Toyota will spend $13.5 billion on battery production and development by 2030
The automaker wants to cut battery costs by 30% by developing cheaper batteries
Toyota is interested in solid-state batteries which offer advantages over liquid-state units
Despite having led the way in hybrid powertrains with the Prius, over twenty years ago, Toyota is late to the party in terms of electric vehicles, having none in its current North American portfolio.
The automaker is decided to remedy this by spending colossal sums on research and development as well as production of battery packs to be used in future EV the company is promising.
Indeed, Toyota has announced its goal to sell 8 million fully or partially electric vehicles by 2030. Out of this total, 2 million will be fully electric or powered by fuel cells and the remainder will be hybrids and plug-in hybrids.
A desire to save money in the long run is motivating Toyota to spend $13.5 billion to create cheaper to build batteries.
It seems the company has a great interest in solid-state batteries which are more power dense than the liquid-state lithium-ion units used by the majority of EV and they are less susceptible to catch fire.
A more power dense battery means it can be smaller while achieving the same range, thus reducing costs and weight, two of the biggest drawbacks to current electric cars.
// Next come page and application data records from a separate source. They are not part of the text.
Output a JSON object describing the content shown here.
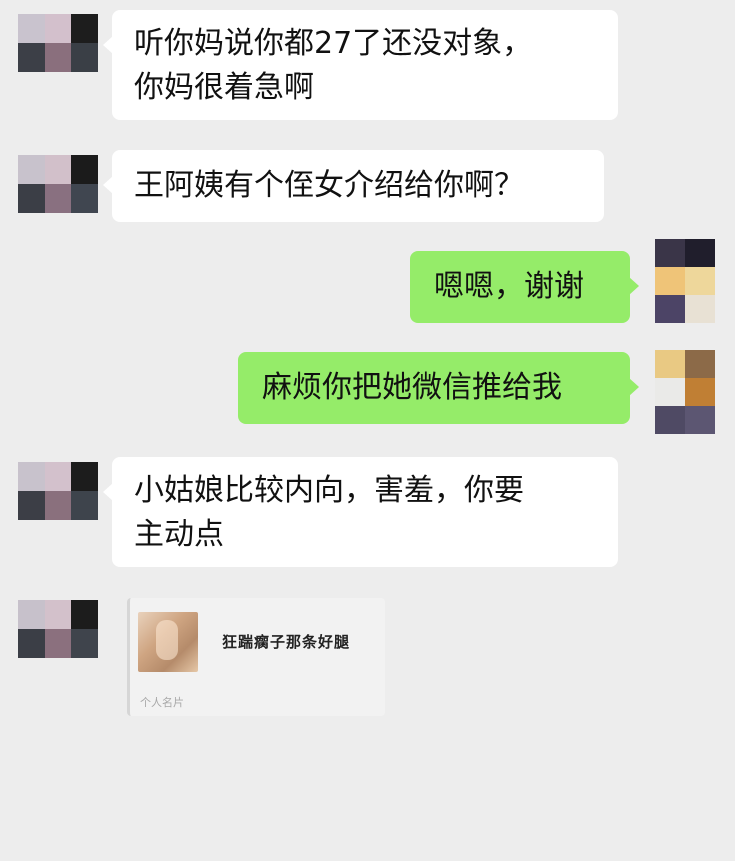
{
  "messages": [
    {
      "side": "left",
      "text": "听你妈说你都27了还没对象，\n你妈很着急啊",
      "avatar_colors": [
        "#c9c3ce",
        "#d3c0cc",
        "#1d1d1d",
        "#3c3f47",
        "#8a6f7d",
        "#3a3f46"
      ]
    },
    {
      "side": "left",
      "text": "王阿姨有个侄女介绍给你啊？",
      "avatar_colors": [
        "#c8c2cc",
        "#d2c0ca",
        "#1b1b1b",
        "#3b3e46",
        "#897080",
        "#404650"
      ]
    },
    {
      "side": "right",
      "text": "嗯嗯，谢谢",
      "avatar_colors": [
        "#3a3548",
        "#201e2c",
        "#efc478",
        "#eed79b",
        "#4c4466",
        "#e8e1d4"
      ]
    },
    {
      "side": "right",
      "text": "麻烦你把她微信推给我",
      "avatar_colors": [
        "#e9c983",
        "#8c6a48",
        "#eaeae8",
        "#c07f34",
        "#4f4a64",
        "#5c5672"
      ]
    },
    {
      "side": "left",
      "text": "小姑娘比较内向，害羞，你要\n主动点",
      "avatar_colors": [
        "#c8c2cc",
        "#d3c1cc",
        "#1c1c1c",
        "#3c3e46",
        "#8a707d",
        "#3e444c"
      ]
    }
  ],
  "card": {
    "avatar_colors": [
      "#c7c1cb",
      "#d3c1cb",
      "#1c1c1c",
      "#3b3e46",
      "#8b707e",
      "#3f444c"
    ],
    "title": "狂踹瘸子那条好腿",
    "footer": "个人名片"
  },
  "colors": {
    "background": "#ededed",
    "bubble_left": "#ffffff",
    "bubble_right": "#95ec69"
  }
}
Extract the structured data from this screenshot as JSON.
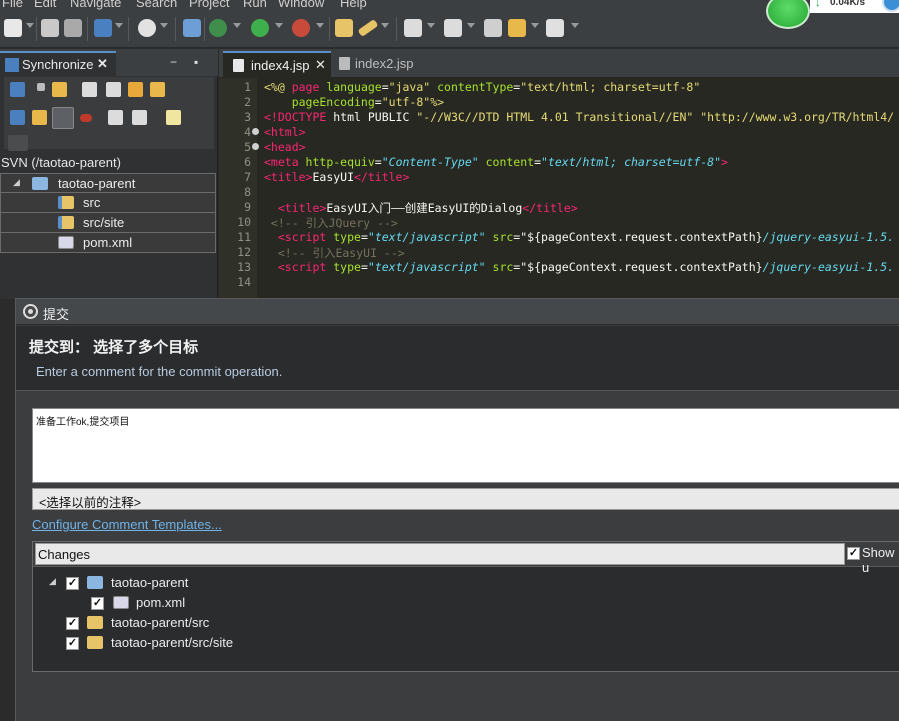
{
  "menu": {
    "items": [
      "File",
      "Edit",
      "Navigate",
      "Search",
      "Project",
      "Run",
      "Window",
      "Help"
    ]
  },
  "net_widget": {
    "speed": "0.04K/s",
    "arrow": "↓"
  },
  "left_panel": {
    "tab_label": "Synchronize",
    "close_glyph": "✕",
    "min_glyph": "−",
    "max_glyph": "▪",
    "title": "SVN (/taotao-parent)",
    "tree": [
      {
        "label": "taotao-parent",
        "icon": "project-folder-icon",
        "expanded": true
      },
      {
        "label": "src",
        "icon": "package-folder-icon"
      },
      {
        "label": "src/site",
        "icon": "package-folder-icon"
      },
      {
        "label": "pom.xml",
        "icon": "xml-file-icon"
      }
    ]
  },
  "editor": {
    "tabs": [
      {
        "label": "index4.jsp",
        "active": true,
        "close": "✕"
      },
      {
        "label": "index2.jsp",
        "active": false
      }
    ],
    "line_numbers": [
      "1",
      "2",
      "3",
      "4",
      "5",
      "6",
      "7",
      "8",
      "9",
      "10",
      "11",
      "12",
      "13",
      "14"
    ],
    "code": {
      "l1_a": "<%@ ",
      "l1_b": "page",
      "l1_c": " language",
      "l1_d": "=",
      "l1_e": "\"java\"",
      "l1_f": " contentType",
      "l1_g": "=",
      "l1_h": "\"text/html; charset=utf-8\"",
      "l2_a": "    pageEncoding",
      "l2_b": "=",
      "l2_c": "\"utf-8\"",
      "l2_d": "%>",
      "l3_a": "<!DOCTYPE ",
      "l3_b": "html PUBLIC ",
      "l3_c": "\"-//W3C//DTD HTML 4.01 Transitional//EN\"",
      "l3_d": " ",
      "l3_e": "\"http://www.w3.org/TR/html4/",
      "l4": "<html>",
      "l5": "<head>",
      "l6_a": "<meta ",
      "l6_b": "http-equiv",
      "l6_c": "=",
      "l6_d": "\"Content-Type\"",
      "l6_e": " content",
      "l6_f": "=",
      "l6_g": "\"text/html; charset=utf-8\"",
      "l6_h": ">",
      "l7_a": "<title>",
      "l7_b": "EasyUI",
      "l7_c": "</title>",
      "l9_a": "  <title>",
      "l9_b": "EasyUI入门——创建EasyUI的Dialog",
      "l9_c": "</title>",
      "l10": " <!-- 引入JQuery -->",
      "l11_a": "  <script ",
      "l11_b": "type",
      "l11_c": "=",
      "l11_d": "\"text/javascript\"",
      "l11_e": " src",
      "l11_f": "=",
      "l11_g": "\"${pageContext.request.contextPath}",
      "l11_h": "/jquery-easyui-1.5.",
      "l12": "  <!-- 引入EasyUI -->",
      "l13_a": "  <script ",
      "l13_b": "type",
      "l13_c": "=",
      "l13_d": "\"text/javascript\"",
      "l13_e": " src",
      "l13_f": "=",
      "l13_g": "\"${pageContext.request.contextPath}",
      "l13_h": "/jquery-easyui-1.5."
    }
  },
  "dialog": {
    "title": "提交",
    "heading": "提交到： 选择了多个目标",
    "subtitle": "Enter a comment for the commit operation.",
    "comment": "准备工作ok,提交项目",
    "previous_comments": "<选择以前的注释>",
    "configure_link": "Configure Comment Templates...",
    "changes_header": "Changes",
    "show_label": "Show u",
    "check_glyph": "✓",
    "changes": [
      {
        "label": "taotao-parent",
        "icon": "project-folder-icon",
        "checked": true
      },
      {
        "label": "pom.xml",
        "icon": "xml-file-icon",
        "checked": true
      },
      {
        "label": "taotao-parent/src",
        "icon": "folder-icon",
        "checked": true
      },
      {
        "label": "taotao-parent/src/site",
        "icon": "folder-icon",
        "checked": true
      }
    ]
  }
}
These batteries are to be used both in fully electric vehicles and gasoline electric cars, according to Toyota.
Other manufacturers are taking similar actions, Volkswagen will build six new factories to produce batteries before 2030, General Motors will spent $8 million on two battery plants that will also produce for Honda and Ford announced a plan to spend $30 billion on electric cars by 2025.